What you need to do:
Which lines should be repeated? Exactly the one containing "Decode this image" and every line after it through the end of the entries below.
[[ Exercise materials, beginning ]]
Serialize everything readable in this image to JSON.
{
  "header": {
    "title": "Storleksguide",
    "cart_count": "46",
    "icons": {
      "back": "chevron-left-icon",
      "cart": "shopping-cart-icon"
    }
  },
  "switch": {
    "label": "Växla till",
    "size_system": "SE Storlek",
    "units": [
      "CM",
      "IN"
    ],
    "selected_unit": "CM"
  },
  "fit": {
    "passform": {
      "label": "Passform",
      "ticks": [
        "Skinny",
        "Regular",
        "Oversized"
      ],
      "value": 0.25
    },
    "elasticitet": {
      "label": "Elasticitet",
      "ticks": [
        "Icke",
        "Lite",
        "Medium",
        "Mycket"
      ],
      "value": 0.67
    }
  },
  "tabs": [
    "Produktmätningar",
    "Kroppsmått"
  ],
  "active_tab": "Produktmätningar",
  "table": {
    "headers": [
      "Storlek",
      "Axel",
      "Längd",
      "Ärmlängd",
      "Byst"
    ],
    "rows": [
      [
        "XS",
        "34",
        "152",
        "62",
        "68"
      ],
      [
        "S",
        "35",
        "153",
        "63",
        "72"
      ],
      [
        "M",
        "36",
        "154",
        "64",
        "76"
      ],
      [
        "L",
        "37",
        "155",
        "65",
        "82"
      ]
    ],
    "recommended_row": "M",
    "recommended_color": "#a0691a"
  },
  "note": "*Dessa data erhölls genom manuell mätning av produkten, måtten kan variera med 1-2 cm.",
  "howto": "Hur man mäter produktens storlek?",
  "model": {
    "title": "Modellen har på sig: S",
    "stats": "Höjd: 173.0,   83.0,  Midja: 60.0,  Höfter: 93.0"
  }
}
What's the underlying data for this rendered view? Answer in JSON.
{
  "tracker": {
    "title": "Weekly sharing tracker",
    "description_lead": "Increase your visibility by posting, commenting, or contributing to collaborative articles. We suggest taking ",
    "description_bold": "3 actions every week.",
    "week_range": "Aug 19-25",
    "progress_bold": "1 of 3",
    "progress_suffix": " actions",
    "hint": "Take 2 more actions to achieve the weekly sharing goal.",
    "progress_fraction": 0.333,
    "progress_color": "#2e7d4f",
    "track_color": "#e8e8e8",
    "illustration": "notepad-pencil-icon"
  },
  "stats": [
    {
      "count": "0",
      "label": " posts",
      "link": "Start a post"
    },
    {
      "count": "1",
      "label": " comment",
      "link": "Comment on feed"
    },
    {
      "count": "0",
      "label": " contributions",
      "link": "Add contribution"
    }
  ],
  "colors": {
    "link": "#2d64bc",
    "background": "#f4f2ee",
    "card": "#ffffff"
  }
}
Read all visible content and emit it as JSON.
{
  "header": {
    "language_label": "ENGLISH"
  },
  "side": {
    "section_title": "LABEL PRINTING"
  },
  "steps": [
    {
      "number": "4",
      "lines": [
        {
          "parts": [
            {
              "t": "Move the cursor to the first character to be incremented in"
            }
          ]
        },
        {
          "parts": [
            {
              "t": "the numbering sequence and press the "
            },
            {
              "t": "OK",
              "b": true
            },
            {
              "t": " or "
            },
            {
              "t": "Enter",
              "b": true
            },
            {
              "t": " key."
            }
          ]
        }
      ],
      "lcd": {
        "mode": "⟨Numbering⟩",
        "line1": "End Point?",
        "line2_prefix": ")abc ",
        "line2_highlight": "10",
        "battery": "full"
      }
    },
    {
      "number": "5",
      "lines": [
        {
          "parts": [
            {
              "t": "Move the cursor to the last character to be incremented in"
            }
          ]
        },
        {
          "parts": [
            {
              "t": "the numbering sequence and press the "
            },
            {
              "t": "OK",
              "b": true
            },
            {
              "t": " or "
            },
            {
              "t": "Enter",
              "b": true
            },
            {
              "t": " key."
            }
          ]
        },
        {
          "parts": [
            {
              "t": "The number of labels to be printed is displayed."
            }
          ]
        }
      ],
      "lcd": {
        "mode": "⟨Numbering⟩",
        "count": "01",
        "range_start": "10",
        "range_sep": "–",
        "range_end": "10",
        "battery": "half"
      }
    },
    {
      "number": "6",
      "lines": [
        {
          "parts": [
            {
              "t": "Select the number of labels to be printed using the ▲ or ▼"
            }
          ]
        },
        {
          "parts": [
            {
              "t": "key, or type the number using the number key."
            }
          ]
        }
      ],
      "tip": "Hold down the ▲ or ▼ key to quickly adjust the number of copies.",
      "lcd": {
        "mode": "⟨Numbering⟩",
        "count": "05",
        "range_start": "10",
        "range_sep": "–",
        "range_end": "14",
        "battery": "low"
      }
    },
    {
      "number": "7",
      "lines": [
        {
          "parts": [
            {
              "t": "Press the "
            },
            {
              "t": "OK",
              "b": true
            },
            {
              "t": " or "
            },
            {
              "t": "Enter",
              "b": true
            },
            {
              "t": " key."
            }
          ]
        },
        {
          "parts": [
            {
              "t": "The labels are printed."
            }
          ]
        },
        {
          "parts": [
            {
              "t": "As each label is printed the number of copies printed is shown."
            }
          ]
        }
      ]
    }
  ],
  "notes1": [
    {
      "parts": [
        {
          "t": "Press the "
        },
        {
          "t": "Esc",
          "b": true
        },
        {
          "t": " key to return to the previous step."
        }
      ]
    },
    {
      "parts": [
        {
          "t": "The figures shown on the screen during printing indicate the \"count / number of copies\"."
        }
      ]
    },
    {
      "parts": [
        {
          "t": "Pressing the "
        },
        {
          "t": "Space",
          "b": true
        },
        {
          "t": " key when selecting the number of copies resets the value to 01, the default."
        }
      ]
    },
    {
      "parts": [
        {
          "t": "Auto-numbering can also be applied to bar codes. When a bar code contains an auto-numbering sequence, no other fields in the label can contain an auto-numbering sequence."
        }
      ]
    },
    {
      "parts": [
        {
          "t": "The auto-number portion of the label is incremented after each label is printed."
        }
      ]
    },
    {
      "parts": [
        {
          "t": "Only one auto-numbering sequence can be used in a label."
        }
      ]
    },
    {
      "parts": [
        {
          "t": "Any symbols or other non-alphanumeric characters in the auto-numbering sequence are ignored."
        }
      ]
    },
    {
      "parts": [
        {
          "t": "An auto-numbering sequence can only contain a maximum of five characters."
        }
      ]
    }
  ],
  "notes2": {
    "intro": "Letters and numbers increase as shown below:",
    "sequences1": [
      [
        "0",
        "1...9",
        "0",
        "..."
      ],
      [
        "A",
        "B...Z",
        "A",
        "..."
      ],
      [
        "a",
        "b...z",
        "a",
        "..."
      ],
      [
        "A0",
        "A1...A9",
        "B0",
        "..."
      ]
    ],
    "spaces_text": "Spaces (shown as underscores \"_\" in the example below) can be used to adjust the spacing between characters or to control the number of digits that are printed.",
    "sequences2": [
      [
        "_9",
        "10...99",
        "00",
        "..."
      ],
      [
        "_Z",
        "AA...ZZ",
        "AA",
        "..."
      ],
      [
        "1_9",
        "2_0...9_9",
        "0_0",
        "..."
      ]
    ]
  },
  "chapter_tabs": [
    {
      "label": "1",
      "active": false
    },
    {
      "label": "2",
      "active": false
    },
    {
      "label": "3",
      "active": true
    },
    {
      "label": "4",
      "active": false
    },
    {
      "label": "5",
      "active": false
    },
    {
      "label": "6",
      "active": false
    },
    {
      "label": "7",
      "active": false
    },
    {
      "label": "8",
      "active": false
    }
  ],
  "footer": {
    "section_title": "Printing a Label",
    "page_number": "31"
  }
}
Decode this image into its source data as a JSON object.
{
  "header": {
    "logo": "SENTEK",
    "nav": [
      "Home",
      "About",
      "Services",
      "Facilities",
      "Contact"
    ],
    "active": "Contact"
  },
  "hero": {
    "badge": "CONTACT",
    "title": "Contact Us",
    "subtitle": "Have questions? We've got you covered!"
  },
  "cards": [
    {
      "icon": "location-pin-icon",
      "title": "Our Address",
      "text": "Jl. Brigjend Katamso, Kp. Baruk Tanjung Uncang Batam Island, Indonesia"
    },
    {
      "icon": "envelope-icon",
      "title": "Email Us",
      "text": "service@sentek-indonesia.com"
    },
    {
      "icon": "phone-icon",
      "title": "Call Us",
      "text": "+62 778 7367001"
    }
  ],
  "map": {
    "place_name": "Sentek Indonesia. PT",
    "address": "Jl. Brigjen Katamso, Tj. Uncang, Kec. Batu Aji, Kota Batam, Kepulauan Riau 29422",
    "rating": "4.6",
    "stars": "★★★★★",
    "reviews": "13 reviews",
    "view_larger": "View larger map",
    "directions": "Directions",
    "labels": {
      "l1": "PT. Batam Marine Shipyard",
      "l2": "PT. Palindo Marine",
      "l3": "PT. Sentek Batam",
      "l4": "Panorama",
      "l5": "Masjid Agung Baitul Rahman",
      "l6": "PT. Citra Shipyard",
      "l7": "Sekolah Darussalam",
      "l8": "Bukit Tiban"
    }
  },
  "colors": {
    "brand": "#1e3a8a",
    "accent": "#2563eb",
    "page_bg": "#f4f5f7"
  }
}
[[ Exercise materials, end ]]
Reply to the task:
Decode this image into its source data as a JSON object.
{
  "header": {
    "logo": "SENTEK",
    "nav": [
      "Home",
      "About",
      "Services",
      "Facilities",
      "Contact"
    ],
    "active": "Contact"
  },
  "hero": {
    "badge": "CONTACT",
    "title": "Contact Us",
    "subtitle": "Have questions? We've got you covered!"
  },
  "cards": [
    {
      "icon": "location-pin-icon",
      "title": "Our Address",
      "text": "Jl. Brigjend Katamso, Kp. Baruk Tanjung Uncang Batam Island, Indonesia"
    },
    {
      "icon": "envelope-icon",
      "title": "Email Us",
      "text": "service@sentek-indonesia.com"
    },
    {
      "icon": "phone-icon",
      "title": "Call Us",
      "text": "+62 778 7367001"
    }
  ],
  "map": {
    "place_name": "Sentek Indonesia. PT",
    "address": "Jl. Brigjen Katamso, Tj. Uncang, Kec. Batu Aji, Kota Batam, Kepulauan Riau 29422",
    "rating": "4.6",
    "stars": "★★★★★",
    "reviews": "13 reviews",
    "view_larger": "View larger map",
    "directions": "Directions",
    "labels": {
      "l1": "PT. Batam Marine Shipyard",
      "l2": "PT. Palindo Marine",
      "l3": "PT. Sentek Batam",
      "l4": "Panorama",
      "l5": "Masjid Agung Baitul Rahman",
      "l6": "PT. Citra Shipyard",
      "l7": "Sekolah Darussalam",
      "l8": "Bukit Tiban"
    }
  },
  "colors": {
    "brand": "#1e3a8a",
    "accent": "#2563eb",
    "page_bg": "#f4f5f7"
  }
}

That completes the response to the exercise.